→ WHAT TO PRODUCE: Whenever a line of the data below holds the string "para", copy that line.

(Dataset rows for apps and sites)

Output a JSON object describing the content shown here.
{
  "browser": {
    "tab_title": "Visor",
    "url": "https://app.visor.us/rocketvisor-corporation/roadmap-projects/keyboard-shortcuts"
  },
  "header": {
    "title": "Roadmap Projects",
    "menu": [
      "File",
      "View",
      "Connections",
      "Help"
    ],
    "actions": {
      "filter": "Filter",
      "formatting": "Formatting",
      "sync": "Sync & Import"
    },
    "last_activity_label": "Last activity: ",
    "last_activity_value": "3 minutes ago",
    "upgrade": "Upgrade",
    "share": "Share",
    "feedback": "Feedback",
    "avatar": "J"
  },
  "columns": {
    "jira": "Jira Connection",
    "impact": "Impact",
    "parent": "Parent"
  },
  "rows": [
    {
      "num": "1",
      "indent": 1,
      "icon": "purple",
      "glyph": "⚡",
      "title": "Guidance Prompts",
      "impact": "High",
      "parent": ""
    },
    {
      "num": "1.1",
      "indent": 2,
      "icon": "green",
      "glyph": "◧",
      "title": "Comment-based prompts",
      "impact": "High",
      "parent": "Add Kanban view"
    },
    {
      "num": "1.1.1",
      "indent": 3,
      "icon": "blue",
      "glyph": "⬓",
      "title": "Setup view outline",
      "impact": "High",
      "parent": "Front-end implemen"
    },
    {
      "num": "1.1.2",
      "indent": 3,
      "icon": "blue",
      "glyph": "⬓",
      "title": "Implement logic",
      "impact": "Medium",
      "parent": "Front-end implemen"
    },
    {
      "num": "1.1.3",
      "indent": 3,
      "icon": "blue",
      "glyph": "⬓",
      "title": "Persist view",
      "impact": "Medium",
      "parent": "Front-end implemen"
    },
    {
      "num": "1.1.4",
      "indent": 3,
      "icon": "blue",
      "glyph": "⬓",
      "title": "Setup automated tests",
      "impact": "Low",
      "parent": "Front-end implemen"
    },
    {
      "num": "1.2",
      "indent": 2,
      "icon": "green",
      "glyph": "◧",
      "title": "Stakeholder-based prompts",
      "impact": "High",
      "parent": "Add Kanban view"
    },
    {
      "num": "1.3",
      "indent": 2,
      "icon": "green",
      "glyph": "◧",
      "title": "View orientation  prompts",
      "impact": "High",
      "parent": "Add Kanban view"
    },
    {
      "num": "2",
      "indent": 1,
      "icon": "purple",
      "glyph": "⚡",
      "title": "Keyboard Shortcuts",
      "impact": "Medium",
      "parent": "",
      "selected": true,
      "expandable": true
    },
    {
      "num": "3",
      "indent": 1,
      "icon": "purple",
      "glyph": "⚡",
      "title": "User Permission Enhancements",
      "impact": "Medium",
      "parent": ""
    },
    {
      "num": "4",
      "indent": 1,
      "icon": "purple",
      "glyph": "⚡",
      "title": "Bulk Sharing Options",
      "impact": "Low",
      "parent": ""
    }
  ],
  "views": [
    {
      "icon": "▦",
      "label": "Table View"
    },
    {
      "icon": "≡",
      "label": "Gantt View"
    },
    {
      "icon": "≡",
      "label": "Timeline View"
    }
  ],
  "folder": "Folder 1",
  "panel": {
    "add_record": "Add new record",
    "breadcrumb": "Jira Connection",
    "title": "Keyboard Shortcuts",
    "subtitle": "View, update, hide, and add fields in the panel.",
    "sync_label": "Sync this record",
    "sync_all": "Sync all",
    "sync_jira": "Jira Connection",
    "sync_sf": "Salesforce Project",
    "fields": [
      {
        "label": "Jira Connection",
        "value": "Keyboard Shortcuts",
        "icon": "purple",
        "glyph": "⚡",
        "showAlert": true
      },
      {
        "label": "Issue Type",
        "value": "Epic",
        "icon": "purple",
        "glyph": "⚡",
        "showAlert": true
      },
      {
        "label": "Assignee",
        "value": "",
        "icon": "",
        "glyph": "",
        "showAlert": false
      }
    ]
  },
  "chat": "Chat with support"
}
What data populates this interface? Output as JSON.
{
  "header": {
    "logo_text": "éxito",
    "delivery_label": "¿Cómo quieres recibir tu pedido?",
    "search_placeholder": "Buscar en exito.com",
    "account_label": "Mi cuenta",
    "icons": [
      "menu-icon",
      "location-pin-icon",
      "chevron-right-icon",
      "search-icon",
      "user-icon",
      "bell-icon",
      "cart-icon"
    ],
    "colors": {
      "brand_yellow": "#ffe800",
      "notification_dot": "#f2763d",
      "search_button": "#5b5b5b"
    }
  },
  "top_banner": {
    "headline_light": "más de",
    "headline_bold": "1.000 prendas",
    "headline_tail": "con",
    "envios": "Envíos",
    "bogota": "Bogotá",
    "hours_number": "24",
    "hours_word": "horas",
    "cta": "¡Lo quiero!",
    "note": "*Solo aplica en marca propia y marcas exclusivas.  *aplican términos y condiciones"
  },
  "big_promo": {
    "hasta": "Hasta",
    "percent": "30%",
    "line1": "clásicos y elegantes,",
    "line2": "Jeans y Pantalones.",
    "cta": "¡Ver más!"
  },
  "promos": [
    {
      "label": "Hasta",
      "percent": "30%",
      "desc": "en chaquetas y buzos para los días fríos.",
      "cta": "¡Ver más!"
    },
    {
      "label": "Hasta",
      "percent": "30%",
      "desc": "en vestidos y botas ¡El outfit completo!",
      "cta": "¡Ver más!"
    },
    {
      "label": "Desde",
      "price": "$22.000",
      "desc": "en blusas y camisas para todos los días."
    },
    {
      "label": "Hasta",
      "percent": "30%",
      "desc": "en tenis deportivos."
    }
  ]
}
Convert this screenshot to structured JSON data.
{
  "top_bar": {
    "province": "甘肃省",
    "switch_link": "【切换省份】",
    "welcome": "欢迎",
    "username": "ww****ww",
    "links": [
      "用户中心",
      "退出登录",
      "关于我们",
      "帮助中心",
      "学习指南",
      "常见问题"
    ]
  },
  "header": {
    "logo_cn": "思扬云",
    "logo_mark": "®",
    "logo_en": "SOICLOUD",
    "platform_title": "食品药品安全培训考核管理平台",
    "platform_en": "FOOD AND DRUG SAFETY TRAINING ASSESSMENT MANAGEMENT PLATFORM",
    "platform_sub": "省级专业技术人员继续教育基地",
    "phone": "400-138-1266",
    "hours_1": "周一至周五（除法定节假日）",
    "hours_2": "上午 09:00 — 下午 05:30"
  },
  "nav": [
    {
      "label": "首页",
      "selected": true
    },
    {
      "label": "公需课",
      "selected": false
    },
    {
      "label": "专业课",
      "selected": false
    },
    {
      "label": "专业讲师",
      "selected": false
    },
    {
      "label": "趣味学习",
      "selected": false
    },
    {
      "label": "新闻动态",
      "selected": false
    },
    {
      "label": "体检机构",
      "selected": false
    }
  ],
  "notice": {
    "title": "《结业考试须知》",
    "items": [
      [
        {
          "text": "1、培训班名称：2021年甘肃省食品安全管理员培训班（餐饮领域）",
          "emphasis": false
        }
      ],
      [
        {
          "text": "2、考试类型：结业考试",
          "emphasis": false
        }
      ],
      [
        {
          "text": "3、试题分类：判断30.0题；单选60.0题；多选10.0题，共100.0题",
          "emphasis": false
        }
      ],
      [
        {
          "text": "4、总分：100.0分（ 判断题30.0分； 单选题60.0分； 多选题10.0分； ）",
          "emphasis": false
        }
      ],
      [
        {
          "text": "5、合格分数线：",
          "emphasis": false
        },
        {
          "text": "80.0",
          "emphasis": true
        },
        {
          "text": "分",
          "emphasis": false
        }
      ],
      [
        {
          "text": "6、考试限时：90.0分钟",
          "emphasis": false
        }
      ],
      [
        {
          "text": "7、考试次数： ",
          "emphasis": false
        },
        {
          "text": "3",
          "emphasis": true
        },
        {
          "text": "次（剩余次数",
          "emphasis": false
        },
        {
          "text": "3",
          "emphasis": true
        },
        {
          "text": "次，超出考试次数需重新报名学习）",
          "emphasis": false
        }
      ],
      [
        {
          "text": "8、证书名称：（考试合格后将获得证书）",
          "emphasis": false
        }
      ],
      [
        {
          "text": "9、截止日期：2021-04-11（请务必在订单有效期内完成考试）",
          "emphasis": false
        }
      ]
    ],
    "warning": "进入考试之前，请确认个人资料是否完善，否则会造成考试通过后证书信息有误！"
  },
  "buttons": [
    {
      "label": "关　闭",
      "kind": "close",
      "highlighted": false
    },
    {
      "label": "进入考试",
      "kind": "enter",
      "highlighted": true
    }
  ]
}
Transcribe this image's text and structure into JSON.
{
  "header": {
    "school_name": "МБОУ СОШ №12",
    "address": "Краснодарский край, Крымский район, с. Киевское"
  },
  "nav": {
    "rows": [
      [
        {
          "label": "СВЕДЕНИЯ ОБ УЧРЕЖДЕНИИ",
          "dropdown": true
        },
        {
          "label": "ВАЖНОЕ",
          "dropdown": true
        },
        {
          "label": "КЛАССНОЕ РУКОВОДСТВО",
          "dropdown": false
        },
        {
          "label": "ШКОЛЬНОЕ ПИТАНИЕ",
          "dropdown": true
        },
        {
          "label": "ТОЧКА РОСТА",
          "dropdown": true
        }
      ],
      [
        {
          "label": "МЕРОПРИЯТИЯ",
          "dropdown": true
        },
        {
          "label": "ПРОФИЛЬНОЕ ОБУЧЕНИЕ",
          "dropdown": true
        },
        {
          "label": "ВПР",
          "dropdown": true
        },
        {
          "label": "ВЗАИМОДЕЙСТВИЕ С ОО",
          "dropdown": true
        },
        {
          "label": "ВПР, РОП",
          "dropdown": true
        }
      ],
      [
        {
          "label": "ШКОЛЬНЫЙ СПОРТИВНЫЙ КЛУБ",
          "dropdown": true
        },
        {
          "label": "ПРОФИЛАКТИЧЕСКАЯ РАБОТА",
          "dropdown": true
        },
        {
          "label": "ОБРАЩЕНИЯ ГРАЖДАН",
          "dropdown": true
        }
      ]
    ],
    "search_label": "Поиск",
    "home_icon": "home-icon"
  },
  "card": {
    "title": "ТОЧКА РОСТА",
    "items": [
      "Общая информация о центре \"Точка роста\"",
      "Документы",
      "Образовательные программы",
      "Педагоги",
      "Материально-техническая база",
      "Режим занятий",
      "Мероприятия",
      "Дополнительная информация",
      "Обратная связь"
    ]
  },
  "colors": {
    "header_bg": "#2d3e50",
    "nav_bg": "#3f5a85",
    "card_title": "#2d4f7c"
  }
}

→ ANSWER BOX:
      "desc": "en chaquetas y buzos para los días fríos.",
      "desc": "en blusas y camisas para todos los días."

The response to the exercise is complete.